I’m used to seeing a fair amount of Death by PowerPoint at OTC. However, the slides I saw this year in the handful of sessions I attended were more simpler and clearer than what I’m used to at the conference. Part of this was due to the fact that presenters were often remote, and screen spaces were needed for spaces, not paragraphs of text. Much of this trend is positive, but it may be going too far. When you don’t leave attendees with any sort of takeaway, you risk them forgetting everything you said.
Focus on human trafficking
United Against Human Trafficking had a booth set up outside of the exhibition hall, where they educated visitors on various aspects of the fight against human trafficking. They used a spinning wheel to focus visitors’ attention on various aspects of the fight. Perhaps some of that interactivity could work for some of the professional organizations and educational institutions at the conference. Houston is a hub for human trafficking, so this focus is helpful.
When you look carefully at what different regions brought to the conference, and how regions compare with one another, trends appear, some obvious, some not.
Even with the move towards digital, nearly 90% of both region-specific pavilion companies (65 of 75) and other companies (348 of 394) set out printed docs for visitors.
The Japanese pavilion provided excellent examples of the larger, thicker documentation that one traditionally finds at a conference like OTC. They also provided bags to carry these docs, which is a logical pairing. This particular high-quality job is also an example of the document re-use prevalent at the conference.
Foreign pavilions were far less likely to bring demo products to OTC. However, while around 30-40% of Brazilian, French, Italian, and Canadian booths had demos, Japan, Ghana, and Guyana had none. It’s understandable that foreign companies would have fewer demos – it’s harder for them to ship in a section of pipeline than it is for an American company.
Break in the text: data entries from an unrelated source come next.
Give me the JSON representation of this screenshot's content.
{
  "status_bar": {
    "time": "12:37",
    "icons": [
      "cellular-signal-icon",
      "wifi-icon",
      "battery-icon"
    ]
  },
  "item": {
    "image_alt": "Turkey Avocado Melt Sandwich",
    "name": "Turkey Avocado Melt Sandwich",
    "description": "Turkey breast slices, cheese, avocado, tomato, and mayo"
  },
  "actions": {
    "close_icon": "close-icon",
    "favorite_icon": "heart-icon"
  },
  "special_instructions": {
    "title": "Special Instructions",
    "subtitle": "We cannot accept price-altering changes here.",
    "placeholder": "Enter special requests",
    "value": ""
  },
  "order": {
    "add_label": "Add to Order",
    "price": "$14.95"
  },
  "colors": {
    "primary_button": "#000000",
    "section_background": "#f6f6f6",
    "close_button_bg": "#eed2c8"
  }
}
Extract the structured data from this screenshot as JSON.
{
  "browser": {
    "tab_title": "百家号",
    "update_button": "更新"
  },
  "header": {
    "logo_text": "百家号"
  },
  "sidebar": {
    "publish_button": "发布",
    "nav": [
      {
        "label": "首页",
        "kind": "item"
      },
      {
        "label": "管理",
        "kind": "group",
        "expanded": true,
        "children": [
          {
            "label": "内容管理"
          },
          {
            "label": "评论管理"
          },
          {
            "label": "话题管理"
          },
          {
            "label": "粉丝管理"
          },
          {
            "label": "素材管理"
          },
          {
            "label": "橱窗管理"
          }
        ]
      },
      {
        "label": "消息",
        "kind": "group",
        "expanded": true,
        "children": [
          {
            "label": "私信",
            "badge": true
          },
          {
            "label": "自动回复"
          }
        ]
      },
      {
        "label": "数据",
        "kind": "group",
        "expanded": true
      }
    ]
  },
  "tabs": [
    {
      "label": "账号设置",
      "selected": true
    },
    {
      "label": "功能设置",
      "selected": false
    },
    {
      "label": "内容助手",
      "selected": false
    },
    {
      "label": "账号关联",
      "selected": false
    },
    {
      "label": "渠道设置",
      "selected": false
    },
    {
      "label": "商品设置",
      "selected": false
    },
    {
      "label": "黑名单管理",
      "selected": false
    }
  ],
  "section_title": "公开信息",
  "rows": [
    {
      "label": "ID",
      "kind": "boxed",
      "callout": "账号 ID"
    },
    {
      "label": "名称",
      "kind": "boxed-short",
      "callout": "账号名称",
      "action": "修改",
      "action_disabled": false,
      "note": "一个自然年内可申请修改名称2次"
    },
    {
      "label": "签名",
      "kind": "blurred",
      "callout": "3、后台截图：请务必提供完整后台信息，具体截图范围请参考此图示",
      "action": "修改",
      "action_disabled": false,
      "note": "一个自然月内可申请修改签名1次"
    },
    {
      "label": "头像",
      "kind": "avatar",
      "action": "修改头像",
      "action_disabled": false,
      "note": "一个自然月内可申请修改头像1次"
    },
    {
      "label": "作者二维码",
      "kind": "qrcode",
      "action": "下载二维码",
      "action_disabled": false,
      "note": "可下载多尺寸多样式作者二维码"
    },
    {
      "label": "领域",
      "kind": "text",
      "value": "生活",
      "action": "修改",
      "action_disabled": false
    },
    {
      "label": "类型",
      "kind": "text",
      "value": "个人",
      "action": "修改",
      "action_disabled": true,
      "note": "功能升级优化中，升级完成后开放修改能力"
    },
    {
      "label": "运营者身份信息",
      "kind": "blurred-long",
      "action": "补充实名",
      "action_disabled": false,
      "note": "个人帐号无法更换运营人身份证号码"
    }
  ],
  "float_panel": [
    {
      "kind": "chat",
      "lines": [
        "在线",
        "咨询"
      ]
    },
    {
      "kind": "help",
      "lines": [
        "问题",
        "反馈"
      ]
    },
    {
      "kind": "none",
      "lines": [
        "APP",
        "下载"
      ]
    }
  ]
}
But though Ghana, Guyana, and especially Japan had enough room for demos, none of them provided any. There may have been logistical issues. But in an environment where you provide something that none of the booths around you provide, you really stand out.
Region-specific pavilion booths provided gifts at a rate of 57%, while other companies provided gifts 62% of the time. Since only 19% of region-specific pavilion companies provided demos, as opposed to 68% of other companies, region-specific companies may have used gifts more often to offset some of the potential value gap created in their booths by the lack of demo materials.
Less overseas traveling
Many international vendors and visitors were unable to attend this year due to travel restrictions. Since it’s relatively easy for domestic companies to engage with domestic customers throughout the year, many told me that they rely on OTC to provide them the opportunity to connect with foreign customers. With less international travel this year, there were fewer opportunities to do that this year.
Hopefully, travel restrictions will have been removed by next year, and businesses will be able to make those connections again.
Trends over time
Obviously, OTC was smaller in 2021 than in 2019. Many experienced vendors told me that they’re used to being packed into their space, with a constant flow of visitors. This year, they had plenty of room, and were looking to generate traffic.
Perhaps some of the ideas in this report can help companies capture a greater share of available visitors. On Monday, I got the feeling that I was absorbing more time from salespeople than I deserved as an observing non-customer. However, as Tuesday progressed, I noticed that the same salespeople who had spoken with me the day before were now absorbed in conversations with potential customers. This gave me confidence that organizations were getting in the groove, beginning to generate the value that makes coming to OTC worthwhile.
Stay tuned for my breakdown of the quality and contents of this year’s printed documentation!